Politics has affected industry currency research in South Africa. We do not know the boardroom arguments, but what we do know is that we need collaboration especially in an integrated media era.
From the outside, single source could have been the bridge between online and offline media and give hybrid strategists and planners a solid database to work with when building integrated campaigns. From the outside, it also looks like the Joint Industry Councils (JIC) are fighting each other instead of collaborating.
The one thing that South African Audience Research Foundation (SAARF) did well was to get marketers, agencies and media owners contributing in some way to the data, AMPS. SAARF was the central currency research kiosk where you get assistance on any query you might have with the data.
One central place that houses all media currency data.
Is SINGLE source the answer?
From a media currency data perspective, I say YES. Imagine going back to comparing like for like and cross tabbing that with product categories and brands. Yes, we had this before but for 2020 with the technology in data collection methods, wouldn’t that be wonderful? Mobile media consumption tracking.

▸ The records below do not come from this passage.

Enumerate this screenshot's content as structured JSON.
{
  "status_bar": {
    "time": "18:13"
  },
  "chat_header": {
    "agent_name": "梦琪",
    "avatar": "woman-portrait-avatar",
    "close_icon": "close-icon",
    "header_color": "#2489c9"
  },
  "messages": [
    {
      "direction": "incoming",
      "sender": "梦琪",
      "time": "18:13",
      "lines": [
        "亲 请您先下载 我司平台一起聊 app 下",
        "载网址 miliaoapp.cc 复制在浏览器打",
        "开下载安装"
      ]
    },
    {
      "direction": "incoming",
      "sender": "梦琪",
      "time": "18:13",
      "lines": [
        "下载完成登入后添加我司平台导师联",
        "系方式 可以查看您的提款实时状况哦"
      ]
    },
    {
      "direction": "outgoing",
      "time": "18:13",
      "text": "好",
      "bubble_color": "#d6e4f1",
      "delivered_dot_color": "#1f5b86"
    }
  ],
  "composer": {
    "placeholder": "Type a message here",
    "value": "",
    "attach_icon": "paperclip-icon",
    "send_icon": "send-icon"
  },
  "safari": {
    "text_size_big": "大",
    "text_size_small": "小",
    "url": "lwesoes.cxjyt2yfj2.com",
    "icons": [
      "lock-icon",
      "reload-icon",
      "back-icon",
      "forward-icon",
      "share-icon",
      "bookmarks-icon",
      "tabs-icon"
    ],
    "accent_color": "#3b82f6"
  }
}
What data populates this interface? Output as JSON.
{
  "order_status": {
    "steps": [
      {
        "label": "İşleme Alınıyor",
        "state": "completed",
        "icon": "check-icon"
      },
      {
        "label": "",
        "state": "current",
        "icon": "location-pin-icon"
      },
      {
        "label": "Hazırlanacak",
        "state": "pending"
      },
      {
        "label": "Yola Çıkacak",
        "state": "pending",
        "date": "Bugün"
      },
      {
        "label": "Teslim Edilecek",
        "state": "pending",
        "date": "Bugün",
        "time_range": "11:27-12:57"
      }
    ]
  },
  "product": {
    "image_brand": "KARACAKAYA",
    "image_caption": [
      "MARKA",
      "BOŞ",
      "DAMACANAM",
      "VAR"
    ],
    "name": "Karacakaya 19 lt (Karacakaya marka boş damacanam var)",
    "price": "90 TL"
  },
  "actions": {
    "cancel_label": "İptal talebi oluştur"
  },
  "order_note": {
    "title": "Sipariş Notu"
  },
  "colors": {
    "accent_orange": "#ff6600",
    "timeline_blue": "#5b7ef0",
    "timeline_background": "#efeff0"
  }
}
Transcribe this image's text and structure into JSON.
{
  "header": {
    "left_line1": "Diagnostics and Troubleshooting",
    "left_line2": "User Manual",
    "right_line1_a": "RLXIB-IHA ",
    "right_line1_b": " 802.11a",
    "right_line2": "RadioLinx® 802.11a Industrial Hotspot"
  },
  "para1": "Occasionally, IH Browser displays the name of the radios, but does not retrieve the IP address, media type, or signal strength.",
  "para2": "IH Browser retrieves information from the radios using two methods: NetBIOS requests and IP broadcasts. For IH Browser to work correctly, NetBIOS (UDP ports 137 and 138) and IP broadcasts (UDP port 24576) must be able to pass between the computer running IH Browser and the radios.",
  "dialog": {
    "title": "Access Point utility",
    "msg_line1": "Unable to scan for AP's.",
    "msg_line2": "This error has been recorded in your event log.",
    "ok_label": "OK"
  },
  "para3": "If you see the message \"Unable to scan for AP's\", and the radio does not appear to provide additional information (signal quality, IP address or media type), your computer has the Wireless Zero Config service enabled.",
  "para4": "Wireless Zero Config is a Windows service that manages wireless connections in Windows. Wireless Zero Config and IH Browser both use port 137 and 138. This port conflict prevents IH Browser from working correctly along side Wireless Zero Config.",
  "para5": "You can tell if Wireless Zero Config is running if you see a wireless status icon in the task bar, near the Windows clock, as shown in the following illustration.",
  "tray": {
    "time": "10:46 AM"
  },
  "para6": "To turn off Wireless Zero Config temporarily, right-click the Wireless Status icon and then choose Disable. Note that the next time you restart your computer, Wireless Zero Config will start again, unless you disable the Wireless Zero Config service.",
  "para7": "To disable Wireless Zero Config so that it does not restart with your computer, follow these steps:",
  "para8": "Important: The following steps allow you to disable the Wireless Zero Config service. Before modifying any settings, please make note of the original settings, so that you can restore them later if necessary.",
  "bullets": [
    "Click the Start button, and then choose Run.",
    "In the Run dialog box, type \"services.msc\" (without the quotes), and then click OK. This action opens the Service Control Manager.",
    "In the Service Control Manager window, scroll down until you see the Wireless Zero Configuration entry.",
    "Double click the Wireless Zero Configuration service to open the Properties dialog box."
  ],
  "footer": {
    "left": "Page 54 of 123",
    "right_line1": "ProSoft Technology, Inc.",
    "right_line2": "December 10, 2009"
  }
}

Anyway, why? Are we measuring media types instead of content? Can we measure what type of content I consume through which platform or device I consume it through? Can we look at how consumers are shifting their media consumption patterns? Can we fusion market research with analytics data? For richer, granular insightful data.
Imagine the “New” AMPS as the new single source. To be better than the old version, the new currency can include analytics data, merging online and offline plus bring an end to ‘LSMs’ and move on with SEMs.
We cannot talk integrated media campaigns if post campaigns are reported on different data sets. We can’t fully understand through data how all media touch points attribute to a conversion if we still looking at the data through different eye lenses. For hybrids I am sure like me, they prefer single source.
Nkateko Mongwe is professional a media analytics, market research and data insights specialist. He is one the few industry hybrid media insights strategist with all round experience from leading media owners, leading media agency group and at client side leading national brand. He is a contributing member of the IAB research council and the Publisher Research Council research committee. He was one of the judges of the yearly AMASA 2018 Awards. He featured on the Media magazine is MOST Awards edition. A passionate opinionated writer and media analytics presenter/speaker. His Twitter handle @datainsights88
Kantar, Getting Media Right 2019
Want to continue this conversation on The Media Online platforms? Comment on Twitter @MediaTMO or on our Facebook page. Send us your suggestions, comments, contributions or tip-offs via e-mail to firstname.lastname@example.org.